So, in summary, mitochondrial genes were vital in allowing eukaryotes to divorce size and complexity from energetic constraints, an advantage bacteria could not gain due to their different selective pressures and genetic dynamics.

  • Mitochondria originally had many genes but have lost the vast majority over time, probably thousands of genes. Some genes were lost, while others were transferred to the nucleus.

  • Gene transfer from mitochondria to the nucleus is shared in bacteria through lateral gene transfer. A similar process of genes being released from dying mitochondria and incorporated into the core likely accounted for many mitochondrial genes ending up in the nucleus.

  • Plant research found that chloroplast genes transfer to the nucleus at about one transfer per 16,000 seeds, demonstrating this transfer process happens regularly. Over 350 mitochondrial DNA sequences have also been found transferred to the human heart.

  • Gene transfer predominantly occurs from mitochondria to the nucleus but not vice versa, creating a “gene ratchet” favoring this transfer direction.

  • These transferred genes may have contributed to the evolution of the eukaryotic nucleus, as the shared bacterial membrane genes could have formed lipid vesicles around the chromosomes that became the nuclear membrane over time. This explains the bacterial-style membranes found throughout eukaryotic cells.

So, regular lateral gene transfer from mitochondria to the nucleus through dying organelles likely accounts for many mitochondrial genes ending up in the middle and may have played a role in the evolution of membrane systems and the nuclear membrane in eukaryotic cells.

  • Martin’s theory proposes that the eukaryotic cell could have evolved via a simple succession of steps from archaea and bacteria merger, resulting in a cell with key eukaryotic features like a nucleus, internal membranes, mitochondria, etc.

  • This hypothetical early eukaryotic cell may not have engulfed food whole via phagocytosis yet and may have resembled unicellular fungi that secrete digestive enzymes externally instead.

  • Gene transfer from mitochondria to the host cell nucleus could explain the origin of the eukaryotic cell without requiring new genetic innovations.

  • However, it raises the question of why any genes were retained in the mitochondria, given the disadvantages like copying many redundant mitochondrial genomes in each cell division.

  • The standard explanation is it takes evolutionary time for proteins to acquire targeting signals to be delivered back to mitochondria after nuclear import.

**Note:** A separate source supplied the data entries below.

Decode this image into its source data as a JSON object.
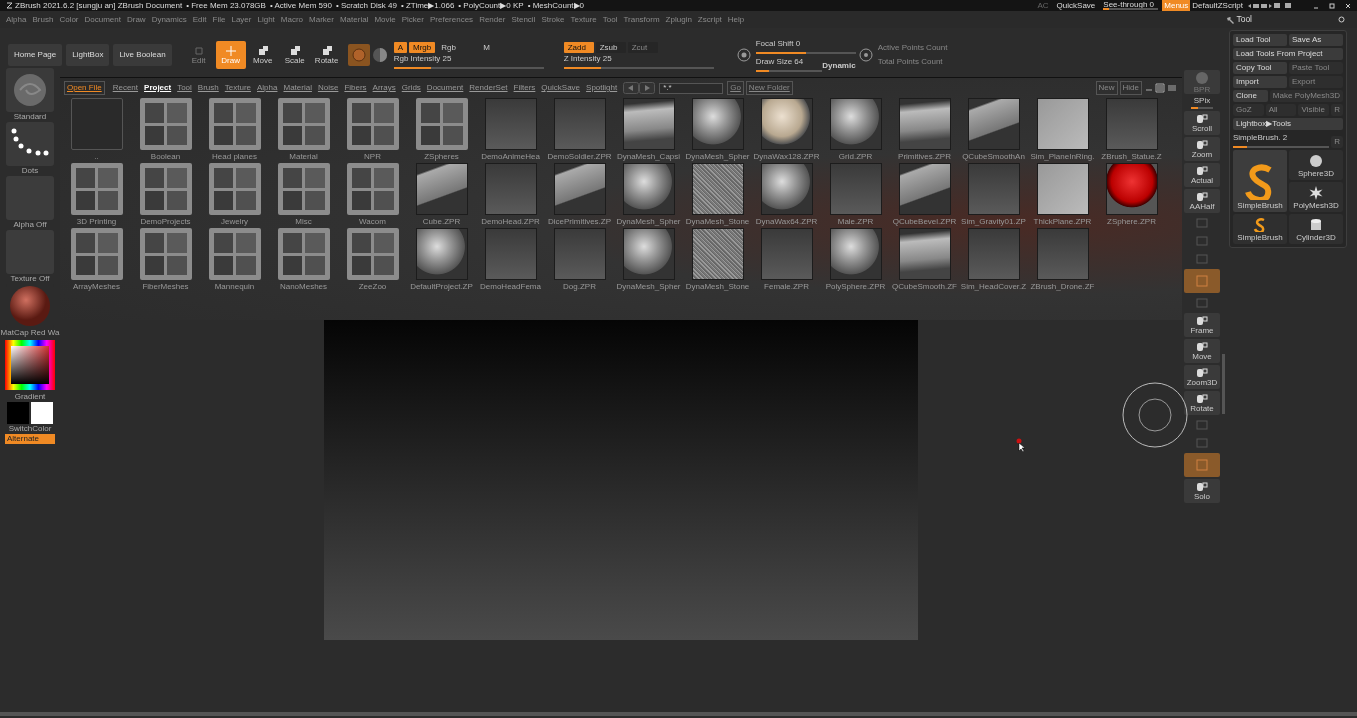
{
  "title_bar": {
    "app": "ZBrush 2021.6.2 [sungju an]",
    "document": "ZBrush Document",
    "stats": [
      "• Free Mem 23.078GB",
      "• Active Mem 590",
      "• Scratch Disk 49",
      "• ZTime▶1.066",
      "• PolyCount▶0 KP",
      "• MeshCount▶0"
    ],
    "ac": "AC",
    "quicksave": "QuickSave",
    "see_through": {
      "label": "See-through  0",
      "level": 0.1
    },
    "menus": {
      "label": "Menus",
      "selected": true
    },
    "script": "DefaultZScript"
  },
  "menu_bar": [
    "Alpha",
    "Brush",
    "Color",
    "Document",
    "Draw",
    "Dynamics",
    "Edit",
    "File",
    "Layer",
    "Light",
    "Macro",
    "Marker",
    "Material",
    "Movie",
    "Picker",
    "Preferences",
    "Render",
    "Stencil",
    "Stroke",
    "Texture",
    "Tool",
    "Transform",
    "Zplugin",
    "Zscript",
    "Help"
  ],
  "toolbar": {
    "buttons": [
      "Home Page",
      "LightBox",
      "Live Boolean"
    ],
    "modes": [
      {
        "label": "Edit",
        "selected": false,
        "disabled": true
      },
      {
        "label": "Draw",
        "selected": true,
        "disabled": false
      },
      {
        "label": "Move",
        "selected": false,
        "disabled": false
      },
      {
        "label": "Scale",
        "selected": false,
        "disabled": false
      },
      {
        "label": "Rotate",
        "selected": false,
        "disabled": false
      }
    ],
    "rgb_toggles": [
      {
        "label": "A",
        "on": true
      },
      {
        "label": "Mrgb",
        "on": true
      },
      {
        "label": "Rgb",
        "on": false
      },
      {
        "label": "M",
        "on": false
      }
    ],
    "rgb_intensity": {
      "label": "Rgb Intensity 25",
      "level": 0.25
    },
    "z_toggles": [
      {
        "label": "Zadd",
        "on": true,
        "disabled": false
      },
      {
        "label": "Zsub",
        "on": false,
        "disabled": false
      },
      {
        "label": "Zcut",
        "on": false,
        "disabled": true
      }
    ],
    "z_intensity": {
      "label": "Z Intensity 25",
      "level": 0.25
    },
    "focal_shift": {
      "label": "Focal Shift 0",
      "level": 0.5
    },
    "draw_size": {
      "label": "Draw Size 64",
      "level": 0.2
    },
    "dynamic": "Dynamic",
    "points": [
      "Active Points Count",
      "Total Points Count"
    ]
  },
  "left_shelf": {
    "items": [
      {
        "kind": "brush",
        "label": "Standard"
      },
      {
        "kind": "stroke",
        "label": "Dots"
      },
      {
        "kind": "alpha",
        "label": "Alpha Off"
      },
      {
        "kind": "texture",
        "label": "Texture Off"
      },
      {
        "kind": "material",
        "label": "MatCap Red Wa"
      }
    ],
    "gradient": "Gradient",
    "switch_color": "SwitchColor",
    "alternate": "Alternate"
  },
  "lightbox": {
    "open_file": "Open File",
    "tabs": [
      {
        "label": "Recent",
        "selected": false
      },
      {
        "label": "Project",
        "selected": true
      },
      {
        "label": "Tool",
        "selected": false
      },
      {
        "label": "Brush",
        "selected": false
      },
      {
        "label": "Texture",
        "selected": false
      },
      {
        "label": "Alpha",
        "selected": false
      },
      {
        "label": "Material",
        "selected": false
      },
      {
        "label": "Noise",
        "selected": false
      },
      {
        "label": "Fibers",
        "selected": false
      },
      {
        "label": "Arrays",
        "selected": false
      },
      {
        "label": "Grids",
        "selected": false
      },
      {
        "label": "Document",
        "selected": false
      },
      {
        "label": "RenderSet",
        "selected": false
      },
      {
        "label": "Filters",
        "selected": false
      },
      {
        "label": "QuickSave",
        "selected": false
      },
      {
        "label": "Spotlight",
        "selected": false
      }
    ],
    "filter": "*.*",
    "go": "Go",
    "new_folder": "New Folder",
    "new": "New",
    "hide": "Hide",
    "rows": [
      [
        {
          "kind": "parent",
          "label": ".."
        },
        {
          "kind": "folder",
          "label": "Boolean"
        },
        {
          "kind": "folder",
          "label": "Head planes"
        },
        {
          "kind": "folder",
          "label": "Material"
        },
        {
          "kind": "folder",
          "label": "NPR"
        },
        {
          "kind": "folder",
          "label": "ZSpheres"
        },
        {
          "kind": "model",
          "label": "DemoAnimeHea"
        },
        {
          "kind": "model",
          "label": "DemoSoldier.ZPR"
        },
        {
          "kind": "cylinder",
          "label": "DynaMesh_Capsi"
        },
        {
          "kind": "sphere",
          "label": "DynaMesh_Spher"
        },
        {
          "kind": "wax",
          "label": "DynaWax128.ZPR"
        },
        {
          "kind": "sphere",
          "label": "Grid.ZPR"
        },
        {
          "kind": "cylinder",
          "label": "Primitives.ZPR"
        },
        {
          "kind": "box",
          "label": "QCubeSmoothAn"
        },
        {
          "kind": "plane",
          "label": "Sim_PlaneInRing."
        },
        {
          "kind": "model",
          "label": "ZBrush_Statue.Z"
        }
      ],
      [
        {
          "kind": "folder",
          "label": "3D Printing"
        },
        {
          "kind": "folder",
          "label": "DemoProjects"
        },
        {
          "kind": "folder",
          "label": "Jewelry"
        },
        {
          "kind": "folder",
          "label": "Misc"
        },
        {
          "kind": "folder",
          "label": "Wacom"
        },
        {
          "kind": "box",
          "label": "Cube.ZPR"
        },
        {
          "kind": "model",
          "label": "DemoHead.ZPR"
        },
        {
          "kind": "box",
          "label": "DicePrimitives.ZP"
        },
        {
          "kind": "sphere",
          "label": "DynaMesh_Spher"
        },
        {
          "kind": "noise",
          "label": "DynaMesh_Stone"
        },
        {
          "kind": "sphere",
          "label": "DynaWax64.ZPR"
        },
        {
          "kind": "model",
          "label": "Male.ZPR"
        },
        {
          "kind": "box",
          "label": "QCubeBevel.ZPR"
        },
        {
          "kind": "model",
          "label": "Sim_Gravity01.ZP"
        },
        {
          "kind": "plane",
          "label": "ThickPlane.ZPR"
        },
        {
          "kind": "zsphere",
          "label": "ZSphere.ZPR"
        }
      ],
      [
        {
          "kind": "folder",
          "label": "ArrayMeshes"
        },
        {
          "kind": "folder",
          "label": "FiberMeshes"
        },
        {
          "kind": "folder",
          "label": "Mannequin"
        },
        {
          "kind": "folder",
          "label": "NanoMeshes"
        },
        {
          "kind": "folder",
          "label": "ZeeZoo"
        },
        {
          "kind": "sphere",
          "label": "DefaultProject.ZP"
        },
        {
          "kind": "model",
          "label": "DemoHeadFema"
        },
        {
          "kind": "model",
          "label": "Dog.ZPR"
        },
        {
          "kind": "sphere",
          "label": "DynaMesh_Spher"
        },
        {
          "kind": "noise",
          "label": "DynaMesh_Stone"
        },
        {
          "kind": "model",
          "label": "Female.ZPR"
        },
        {
          "kind": "sphere",
          "label": "PolySphere.ZPR"
        },
        {
          "kind": "cylinder",
          "label": "QCubeSmooth.ZF"
        },
        {
          "kind": "model",
          "label": "Sim_HeadCover.Z"
        },
        {
          "kind": "model",
          "label": "ZBrush_Drone.ZF"
        }
      ]
    ]
  },
  "right_shelf": [
    {
      "kind": "sphere",
      "label": "BPR"
    },
    {
      "kind": "slider",
      "label": "SPix",
      "level": 0.3
    },
    {
      "kind": "button",
      "label": "Scroll"
    },
    {
      "kind": "button",
      "label": "Zoom"
    },
    {
      "kind": "button",
      "label": "Actual"
    },
    {
      "kind": "button",
      "label": "AAHalf"
    },
    {
      "kind": "dim"
    },
    {
      "kind": "dim"
    },
    {
      "kind": "dim"
    },
    {
      "kind": "orange"
    },
    {
      "kind": "dim"
    },
    {
      "kind": "button",
      "label": "Frame"
    },
    {
      "kind": "button",
      "label": "Move"
    },
    {
      "kind": "button",
      "label": "Zoom3D"
    },
    {
      "kind": "button",
      "label": "Rotate"
    },
    {
      "kind": "dim"
    },
    {
      "kind": "dim"
    },
    {
      "kind": "orange"
    },
    {
      "kind": "button",
      "label": "Solo"
    }
  ],
  "tool_panel": {
    "title": "Tool",
    "rows": [
      [
        {
          "label": "Load Tool",
          "disabled": false
        },
        {
          "label": "Save As",
          "disabled": false
        }
      ],
      [
        {
          "label": "Load Tools From Project",
          "disabled": false
        }
      ],
      [
        {
          "label": "Copy Tool",
          "disabled": false
        },
        {
          "label": "Paste Tool",
          "disabled": true
        }
      ],
      [
        {
          "label": "Import",
          "disabled": false
        },
        {
          "label": "Export",
          "disabled": true
        }
      ],
      [
        {
          "label": "Clone",
          "disabled": false
        },
        {
          "label": "Make PolyMesh3D",
          "disabled": true
        }
      ],
      [
        {
          "label": "GoZ",
          "disabled": true
        },
        {
          "label": "All",
          "disabled": true
        },
        {
          "label": "Visible",
          "disabled": true
        },
        {
          "label": "R",
          "disabled": true
        }
      ],
      [
        {
          "label": "Lightbox▶Tools",
          "disabled": false
        }
      ]
    ],
    "slider": {
      "label": "SimpleBrush. 2",
      "level": 0.15,
      "r": "R"
    },
    "tool_columns": [
      [
        {
          "kind": "brush",
          "label": "SimpleBrush",
          "selected": true
        },
        {
          "kind": "brush-small",
          "label": "SimpleBrush",
          "selected": false
        }
      ],
      [
        {
          "kind": "sphere",
          "label": "Sphere3D",
          "selected": false
        },
        {
          "kind": "star",
          "label": "PolyMesh3D",
          "selected": false
        },
        {
          "kind": "cylinder",
          "label": "Cylinder3D",
          "selected": false
        }
      ]
    ]
  }
}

Still, more is needed to explain why no species has lost all mitochondrial genes entirely.

  • Chance alone also does not fully explain the observation that all species have retained essentially the same core mitochondrial genes after independently losing over 95% of their original mitochondrial genome content in parallel.

  • Other proposed explanations for gene retention, like protein size limitations, have also been disproven, so the whole reason for retained mitochondrial genes still needs to be clarified from this summary.


Author Photo

About Matheus Puppe